“You mean handing this pissant brat his ass proves some merit I can’t deny?” Gronnor guffawed, a noise like a stag’s bellow.
Petra reddened. It was no shame to lose at Clash—one team always did. She glanced sympathetically at Otger. “Tash Gronnor, Ma’s expecting me,” she said, trying to sidle past.
Gronnor’s walking stick flicked out and struck her smartly in the midriff, stopping her mid-step. The joints of the hand that held it were like pebbles and tree warts. “Petra the champion,” he rasped. “I can’t deny you are more clever than this useless boy. But what else are you? Petra the careless shepherd. Eavesdropper. Despiser.” With each word, he tapped harder with the stick.
“Tash—” croaked Petra. Her hands began to tremble.
“Petra the arrogant princess who would have us depend on her, not in a child’s game of cheats, but in a raid.”
With the last word he struck Petra a blow that made her yelp and step back. Anger flared in her. He had no right, and Clash was not that. “Tash, only this morning you said—”
Otger spoke at the same instant. “Uncle, she just did what you and Tash Ward said—”
“Silence,” roared Gronnor. Then, in a dangerous growl, “Do. Not. Presume. To tell me what I said.” He glared at Petra. “Get back to your tent and your chores.
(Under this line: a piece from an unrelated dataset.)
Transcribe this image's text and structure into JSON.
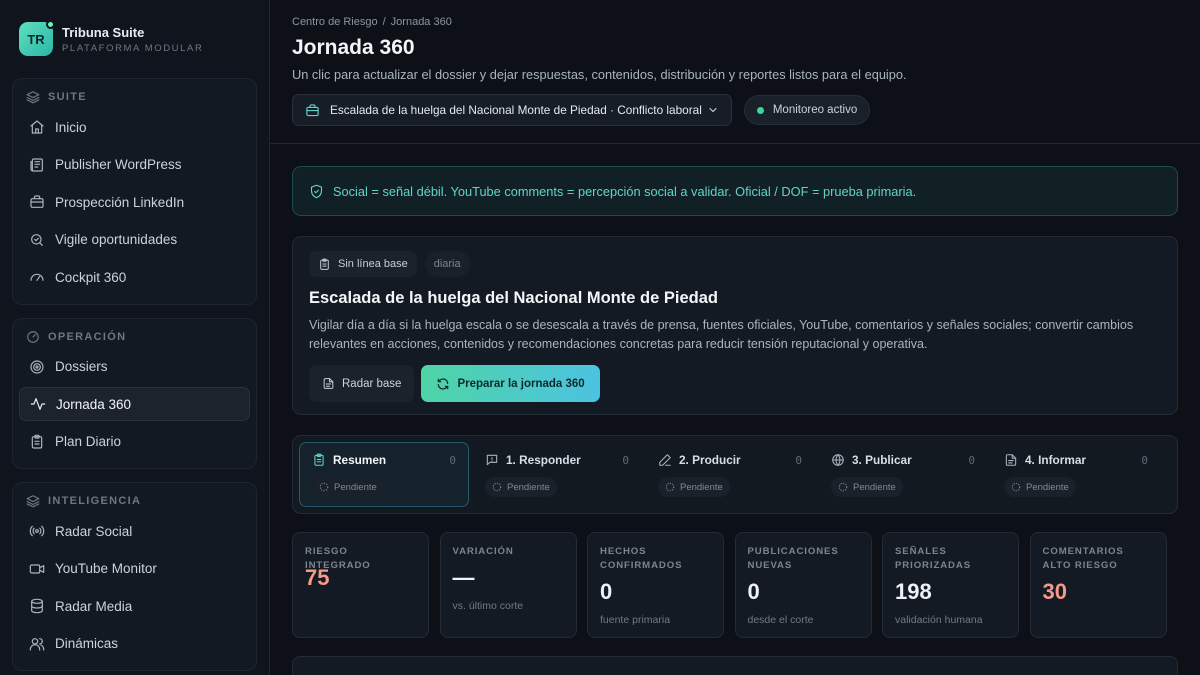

A raid is no place for an impudent girl, clever though she be.”
Petra went. It was all she could do not to run.